Modern automobile assembly plants were once labeled "gold-plated sweat shops" by the late union leader Walter Reuther because almost every motion of the hard-pressed workers was controlled minute by minute by rapidly moving assembly lines.
Distressingly, our high-tech society has allowed employers to impose that sort of rigid discipline on millions of once comparatively independent office workers.
Computers can monitor every motion of office workers--every second of every working day. Supervisors use computers to, among other things, count the number of times a worker strikes the keyboard of a word processor.
If an office worker goes to the bathroom, that trip is often logged by the computer. If the toilet visit takes longer than the supervisor believes appropriate, the worker can be asked to explain.
At some companies, workers are even subjected to subliminal messages flashed on the screens of word processors. They range from benign phrases like "my world is calm" to offensive ones like "work faster."

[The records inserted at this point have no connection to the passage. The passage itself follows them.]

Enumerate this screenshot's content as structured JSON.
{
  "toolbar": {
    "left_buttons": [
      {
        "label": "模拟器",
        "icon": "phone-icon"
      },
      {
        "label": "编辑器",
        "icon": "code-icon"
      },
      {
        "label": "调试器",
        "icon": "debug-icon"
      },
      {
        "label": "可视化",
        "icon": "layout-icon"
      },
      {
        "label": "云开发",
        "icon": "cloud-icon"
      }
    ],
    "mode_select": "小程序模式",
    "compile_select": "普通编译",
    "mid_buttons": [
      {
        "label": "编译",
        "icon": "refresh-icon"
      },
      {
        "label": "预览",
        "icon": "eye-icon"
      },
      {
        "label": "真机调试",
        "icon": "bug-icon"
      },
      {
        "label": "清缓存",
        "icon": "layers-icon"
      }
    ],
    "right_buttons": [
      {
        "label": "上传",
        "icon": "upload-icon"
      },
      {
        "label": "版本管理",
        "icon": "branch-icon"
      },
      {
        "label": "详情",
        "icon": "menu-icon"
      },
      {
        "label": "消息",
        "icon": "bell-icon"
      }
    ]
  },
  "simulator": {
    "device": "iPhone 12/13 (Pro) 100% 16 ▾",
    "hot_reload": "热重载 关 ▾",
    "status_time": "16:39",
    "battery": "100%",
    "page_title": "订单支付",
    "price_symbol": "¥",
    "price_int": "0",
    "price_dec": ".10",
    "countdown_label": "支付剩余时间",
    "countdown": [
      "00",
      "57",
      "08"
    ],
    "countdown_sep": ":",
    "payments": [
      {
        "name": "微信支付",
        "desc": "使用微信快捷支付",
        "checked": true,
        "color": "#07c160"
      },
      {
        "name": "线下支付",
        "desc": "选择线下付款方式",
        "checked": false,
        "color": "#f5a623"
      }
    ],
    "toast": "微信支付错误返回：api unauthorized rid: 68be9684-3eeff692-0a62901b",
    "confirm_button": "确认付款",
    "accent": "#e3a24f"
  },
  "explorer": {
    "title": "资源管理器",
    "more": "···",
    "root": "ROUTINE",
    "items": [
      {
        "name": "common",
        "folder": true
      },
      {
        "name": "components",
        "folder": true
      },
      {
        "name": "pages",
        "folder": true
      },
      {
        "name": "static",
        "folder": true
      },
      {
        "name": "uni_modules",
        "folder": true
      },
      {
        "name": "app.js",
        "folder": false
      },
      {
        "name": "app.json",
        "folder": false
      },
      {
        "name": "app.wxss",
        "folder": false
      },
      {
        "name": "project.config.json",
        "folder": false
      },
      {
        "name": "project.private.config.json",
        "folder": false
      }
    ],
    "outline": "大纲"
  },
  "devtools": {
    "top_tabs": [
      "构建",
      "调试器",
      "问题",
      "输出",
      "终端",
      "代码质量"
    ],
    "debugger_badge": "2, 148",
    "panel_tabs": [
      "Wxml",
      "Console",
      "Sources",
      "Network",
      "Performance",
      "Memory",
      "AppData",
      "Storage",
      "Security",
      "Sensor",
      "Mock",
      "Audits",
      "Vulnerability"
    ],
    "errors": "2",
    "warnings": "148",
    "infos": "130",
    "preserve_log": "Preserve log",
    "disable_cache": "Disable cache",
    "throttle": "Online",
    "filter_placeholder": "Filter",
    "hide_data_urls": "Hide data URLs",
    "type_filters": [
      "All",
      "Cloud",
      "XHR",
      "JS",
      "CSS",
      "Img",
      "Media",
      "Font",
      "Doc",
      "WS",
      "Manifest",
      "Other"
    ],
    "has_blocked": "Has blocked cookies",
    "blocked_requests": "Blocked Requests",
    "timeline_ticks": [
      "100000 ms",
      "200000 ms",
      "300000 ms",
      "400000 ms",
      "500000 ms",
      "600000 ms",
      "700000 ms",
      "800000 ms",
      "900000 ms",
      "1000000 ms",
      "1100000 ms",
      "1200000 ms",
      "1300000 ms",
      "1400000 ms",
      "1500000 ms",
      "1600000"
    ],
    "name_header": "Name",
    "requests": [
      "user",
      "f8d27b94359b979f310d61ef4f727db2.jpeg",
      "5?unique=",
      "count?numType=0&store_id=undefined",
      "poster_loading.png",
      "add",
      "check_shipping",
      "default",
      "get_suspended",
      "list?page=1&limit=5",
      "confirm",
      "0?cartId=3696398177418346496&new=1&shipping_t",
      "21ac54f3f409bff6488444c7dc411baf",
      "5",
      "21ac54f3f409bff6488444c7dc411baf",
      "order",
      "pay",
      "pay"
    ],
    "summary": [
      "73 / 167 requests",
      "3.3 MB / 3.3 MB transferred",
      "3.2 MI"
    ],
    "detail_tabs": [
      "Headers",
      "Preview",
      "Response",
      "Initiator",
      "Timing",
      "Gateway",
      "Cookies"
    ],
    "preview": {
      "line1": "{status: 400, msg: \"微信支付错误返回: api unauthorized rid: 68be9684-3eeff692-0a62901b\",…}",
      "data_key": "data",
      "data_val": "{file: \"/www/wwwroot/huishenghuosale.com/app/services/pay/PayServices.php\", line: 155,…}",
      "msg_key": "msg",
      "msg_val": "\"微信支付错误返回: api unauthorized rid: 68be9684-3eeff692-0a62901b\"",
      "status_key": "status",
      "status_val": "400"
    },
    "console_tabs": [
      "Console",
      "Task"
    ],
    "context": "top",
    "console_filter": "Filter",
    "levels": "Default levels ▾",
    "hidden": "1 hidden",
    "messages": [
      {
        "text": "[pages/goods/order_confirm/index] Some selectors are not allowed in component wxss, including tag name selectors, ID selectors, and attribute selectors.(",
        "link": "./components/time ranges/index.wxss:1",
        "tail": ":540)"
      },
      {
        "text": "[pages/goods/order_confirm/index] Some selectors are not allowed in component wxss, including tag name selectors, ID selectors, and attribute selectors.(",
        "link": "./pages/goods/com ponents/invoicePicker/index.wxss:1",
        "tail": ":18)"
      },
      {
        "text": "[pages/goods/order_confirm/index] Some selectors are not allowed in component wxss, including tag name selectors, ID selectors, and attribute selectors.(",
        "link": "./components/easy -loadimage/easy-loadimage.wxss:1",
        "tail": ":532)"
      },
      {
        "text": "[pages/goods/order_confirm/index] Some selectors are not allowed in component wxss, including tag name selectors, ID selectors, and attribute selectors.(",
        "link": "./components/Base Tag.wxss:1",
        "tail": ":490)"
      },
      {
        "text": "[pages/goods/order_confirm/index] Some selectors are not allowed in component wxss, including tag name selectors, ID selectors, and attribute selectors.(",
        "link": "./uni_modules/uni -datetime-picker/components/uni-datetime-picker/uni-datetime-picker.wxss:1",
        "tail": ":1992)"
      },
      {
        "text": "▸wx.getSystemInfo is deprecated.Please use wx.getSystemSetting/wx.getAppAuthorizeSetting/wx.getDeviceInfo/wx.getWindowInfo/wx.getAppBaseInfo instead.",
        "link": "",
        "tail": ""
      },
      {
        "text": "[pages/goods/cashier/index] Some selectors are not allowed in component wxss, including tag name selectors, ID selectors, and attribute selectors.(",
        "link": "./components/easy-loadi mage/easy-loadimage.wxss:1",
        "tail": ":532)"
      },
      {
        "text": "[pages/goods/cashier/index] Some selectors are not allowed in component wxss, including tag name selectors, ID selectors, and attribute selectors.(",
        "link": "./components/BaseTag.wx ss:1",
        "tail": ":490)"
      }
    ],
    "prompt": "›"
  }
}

Several studies have shown that second-by-second electronic surveillance of workers significantly increases job-related stress and often diminishes efficiency.
Usually, workers know they are being watched by their machines. But electronic supervision often is surreptitious.
An estimated 10 million of the 15 million workers who use video display terminals are regularly monitored, according to the National Institute of Occupational Safety and Health.
Telephones, too, play an increasingly important role in management's surveillance of workers. Employees' telephones are often bugged to make sure workers follow company rules.
The practice is legal everywhere but in California and West Virginia, which have sensible anti-bugging laws requiring employers to use a "beep" signal when monitoring calls.
Even in California, employees' telephones are being tapped. A temporary court injunction suspending the state law has been obtained by the airline industry, which contends that the telephone tapping issue has been preempted by federal legislation.
Shades of Frederick W. Taylor!
Taylor was the genius behind mass production, made possible by his idea of breaking big jobs into many small, easily performed tasks that could be performed on assembly lines controlled by management.
Taylor figured that jobs in what he called the new scientific age of the early 1900s had to be made so simple that "a child or a gorilla" could perform them.
He said that closely supervised, simple jobs were needed because average workers could not understand more complex tasks because of their "lack of education or insufficient mental capacity."
But managers of assembly-line factories finally are recognizing the dehumanizing effects of Taylorism. Increasingly, factory workers are getting more complex and more interesting jobs. And companies are giving workers more and more responsibility for everything from quality control to production quotas to assembly-line speed.
Many office managers, though, are heading in the opposite direction by adopting Taylor's attitude of simple jobs for simple-minded people.
A few, very minimal steps may be taken soon to put some limits on these worker abuses, which are spreading rapidly in this electronic age.
Legislation has been introduced in Congress and in several state legislatures to curb telephone bugging, for instance. Modest bills in Congress proposed by Rep. Don Edwards (D-San Jose) and Sen. Alan K. Simpson (R-Wyo.) would prohibit employers from secretly listening to employees' telephone calls. That is similar to the California law.
Industry is fighting the legislation, arguing that workers' phone calls must be closely monitored to make sure they treat customers according to rules laid down by management.
Morton Bahr, president of the Communications Workers of America, told a House subcommittee the other day that "this insidious management practice" doesn't affect just workers.
"While most Americans believe their telephone calls are private and free from bugging, in fact, hundred of millions of calls (from consumers) are secretly listened in to," he said.
Bugging has long been a problem in the telephone industry, and the union's complaints have had little effect. Complaints by individual workers do little good, either.
Take the case of Mary L. Williams, who insists that her angry criticism of the practice led to her dismissal last week as a reservation clerk for United Airlines.
On June 23, she went on Ted Koppel's ABC television news program, "Nightline," to denounce the bugging of conversations between employees and customers as well as eavesdropping on personal conversations among co-workers.
Three days later, Williams received a letter from United instructing her to see a psychiatrist about her use of a long medical leave for a foot operation.
United said that it was only a coincidence that she was asked to go to a psychiatrist shortly after her appearance on the Koppel show, and that could be true.